It was a clear crisp night for the 5,000 assembled for the parade. The parade stated from the Pavion Factory heading east on Cedar Hill Ave, turning north onto Broadway, and then left on Main Street to Franklin Street. Even before the parade started, a haunted house was held in the Nyack Baptist Church on the corner of Fifth Avenue and N. Broadway from 5-7:30. 15,000 Hershey kisses were distributed at the haunted house, courtesy of the Bauman Gallery. Kids in costumes were bused to the parade start at Pavion.
From the very beginning, the Nyack parade was not just about child’s play. Adults costumed as Tina Turner, a box of McDonald’s French fries, a piano, dozens of witches, devils, and clowns, a half man-half-woman, and the cast from the Wizard of Oz. One float held a Transylvanian graveyard complete with vampires. Six revelers came as a six-pack of “Chernobyl Beer”. A gorilla on stilts caused kids to say “Wow”.
1986 Prizes Announced
Judging of costumes took place in the Nyack Plaza parking area after the completion of the parade. Three sisters from Philadelphia visiting their grandfather won the grand prize, draped in a bloody sheet with a severed head in a bucket. They walked away with a 3-foot-tall jar of Hershey Kisses and a$50 U.S. saving bond. Merlin the Magician, aka Nyack resident Jerry Fenton, won the best costume for adults in a costume that was one of 250 Janet Fenton created for a production of Camelot. They received a weekend in the Hershey Poconos Resort donated by Travel World in Valley Cottage. Other awards were given for the most original, the worst, the scariest, and the funniest costumes.
Several local eateries held their own costume parties for adults. Many will remember the River Club (demolished), Raoul’s (Hudson House), Via Fettuccini, (Nyack Plaza Mall), Slattery’s Pub (The Greekish), The Coven Café (Communal Kitchen), OD’s (Dolce Vita), Old Fashion (now Maura’s Kitchen), the Skylark (Breakfast & Burger Club), and the lone survivor today, Temptations.
Going All Out for Halloween
Nyack villagers like to think they are different, and they are if the Halloween Parade is the measure. The Chamber of Commerce announced the 33rd annual parade for October 29, 2022. The parade was cancelled for the last two pandemic years. If no other parade was cancelled, then this year should really be the 34th. But who is counting? It’s time again for the wacky and weird to wander Nyack in the largest costumed parade between New York City and Transylvania.
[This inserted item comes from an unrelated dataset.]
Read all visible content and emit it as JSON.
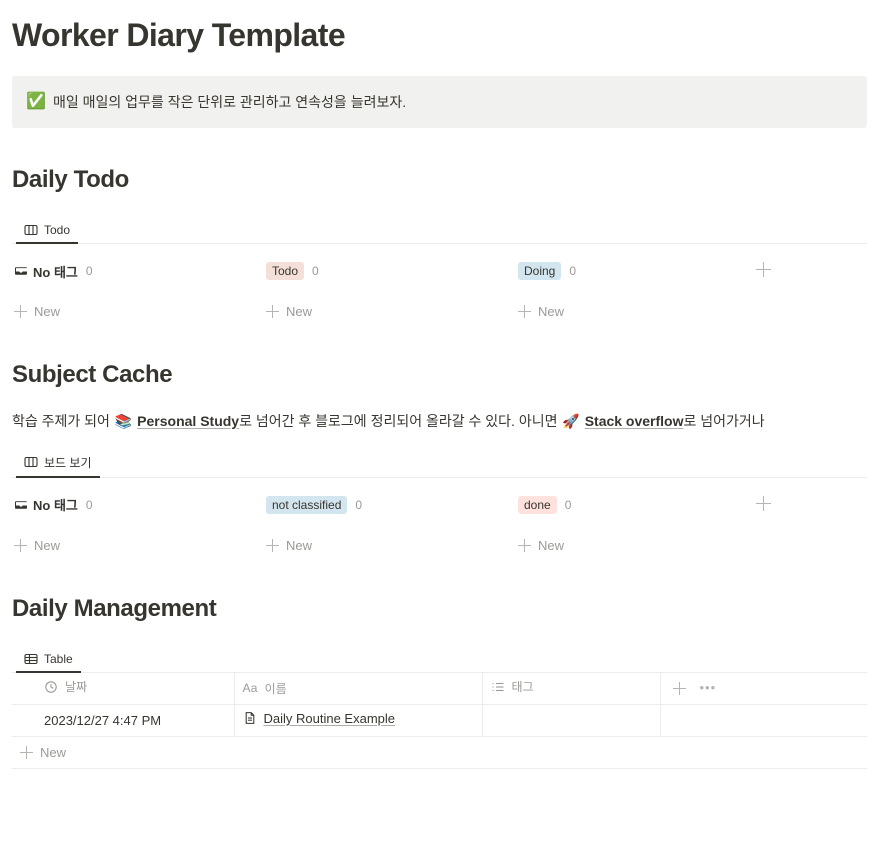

Michael Hays is a 35-year resident of the Nyacks. Hays grew up the son of a professor and nurse in Champaign, Illinois. He enjoyed a long career in educational publishing with Prentice-Hall and McGraw-Hill. He s currently president of the Historical Society of the Nyacks and vice president of the Edward Hopper House Museum & Study Center. Hays is an avid cyclist, amateur historian and photographer, gardener, and dog walker. He has enjoyed more years than he cares to count with his beautiful companion, Bernie Richey. You can follow him on Instagram as UpperNyackMike.